#### [TASK PROMPT]
Determine which lines of the records include the word "title", and copy them.

#### [INFORMATION GIVEN]
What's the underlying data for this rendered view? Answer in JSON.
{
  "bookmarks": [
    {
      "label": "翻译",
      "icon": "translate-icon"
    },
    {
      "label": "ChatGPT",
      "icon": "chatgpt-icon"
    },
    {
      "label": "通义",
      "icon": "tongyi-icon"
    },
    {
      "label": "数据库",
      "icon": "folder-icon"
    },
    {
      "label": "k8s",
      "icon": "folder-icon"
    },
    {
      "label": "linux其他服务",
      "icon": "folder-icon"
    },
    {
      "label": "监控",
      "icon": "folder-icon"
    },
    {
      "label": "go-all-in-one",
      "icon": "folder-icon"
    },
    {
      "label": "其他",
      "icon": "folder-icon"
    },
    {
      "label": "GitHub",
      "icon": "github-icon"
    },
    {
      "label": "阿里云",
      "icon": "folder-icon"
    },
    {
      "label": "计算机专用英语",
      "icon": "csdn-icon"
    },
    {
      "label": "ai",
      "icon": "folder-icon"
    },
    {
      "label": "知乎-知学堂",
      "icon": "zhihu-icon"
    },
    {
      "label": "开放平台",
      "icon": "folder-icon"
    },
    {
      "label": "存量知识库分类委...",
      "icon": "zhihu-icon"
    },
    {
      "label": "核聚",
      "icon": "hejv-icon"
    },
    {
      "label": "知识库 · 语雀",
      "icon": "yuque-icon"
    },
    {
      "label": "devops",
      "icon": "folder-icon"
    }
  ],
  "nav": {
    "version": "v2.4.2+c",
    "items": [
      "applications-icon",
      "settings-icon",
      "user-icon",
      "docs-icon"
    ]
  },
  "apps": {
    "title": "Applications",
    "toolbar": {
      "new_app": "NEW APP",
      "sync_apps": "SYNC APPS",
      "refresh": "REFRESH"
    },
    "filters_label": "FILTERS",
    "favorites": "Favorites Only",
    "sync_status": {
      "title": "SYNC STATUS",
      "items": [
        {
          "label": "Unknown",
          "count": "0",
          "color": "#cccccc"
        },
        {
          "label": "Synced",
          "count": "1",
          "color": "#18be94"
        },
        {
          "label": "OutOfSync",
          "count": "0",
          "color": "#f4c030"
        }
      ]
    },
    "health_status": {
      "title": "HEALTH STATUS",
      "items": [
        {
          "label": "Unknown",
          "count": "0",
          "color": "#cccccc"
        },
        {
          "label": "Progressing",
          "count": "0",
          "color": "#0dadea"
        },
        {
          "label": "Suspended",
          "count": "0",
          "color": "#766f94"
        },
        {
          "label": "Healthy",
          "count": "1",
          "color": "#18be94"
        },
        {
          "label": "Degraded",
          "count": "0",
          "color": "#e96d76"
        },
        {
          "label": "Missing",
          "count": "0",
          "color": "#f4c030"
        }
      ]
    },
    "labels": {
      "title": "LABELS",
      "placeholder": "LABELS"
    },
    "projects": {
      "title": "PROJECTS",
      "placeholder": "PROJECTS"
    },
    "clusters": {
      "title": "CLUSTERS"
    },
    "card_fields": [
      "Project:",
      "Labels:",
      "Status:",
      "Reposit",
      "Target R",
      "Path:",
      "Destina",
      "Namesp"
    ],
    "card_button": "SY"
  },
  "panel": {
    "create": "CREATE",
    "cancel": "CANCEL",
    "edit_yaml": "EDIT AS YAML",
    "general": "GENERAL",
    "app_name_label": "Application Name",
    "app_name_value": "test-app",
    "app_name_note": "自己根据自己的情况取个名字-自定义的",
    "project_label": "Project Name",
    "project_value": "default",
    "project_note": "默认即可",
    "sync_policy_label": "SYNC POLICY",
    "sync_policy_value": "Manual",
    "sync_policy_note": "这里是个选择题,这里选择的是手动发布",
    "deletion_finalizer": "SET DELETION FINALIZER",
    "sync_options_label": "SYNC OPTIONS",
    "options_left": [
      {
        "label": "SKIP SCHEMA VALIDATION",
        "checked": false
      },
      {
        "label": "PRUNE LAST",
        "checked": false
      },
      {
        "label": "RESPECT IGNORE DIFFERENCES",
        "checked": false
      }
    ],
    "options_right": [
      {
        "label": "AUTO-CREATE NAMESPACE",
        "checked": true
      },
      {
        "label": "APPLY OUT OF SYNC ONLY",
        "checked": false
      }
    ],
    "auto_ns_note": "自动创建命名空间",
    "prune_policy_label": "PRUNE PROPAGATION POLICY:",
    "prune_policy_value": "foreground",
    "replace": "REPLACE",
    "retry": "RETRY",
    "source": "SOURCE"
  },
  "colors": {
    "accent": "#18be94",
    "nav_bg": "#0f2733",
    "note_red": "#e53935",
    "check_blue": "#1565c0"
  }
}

#### [RESPONSE TO THE TASK]
    "title": "Applications",
      "title": "SYNC STATUS",
      "title": "HEALTH STATUS",
      "title": "LABELS",
      "title": "PROJECTS",
      "title": "CLUSTERS"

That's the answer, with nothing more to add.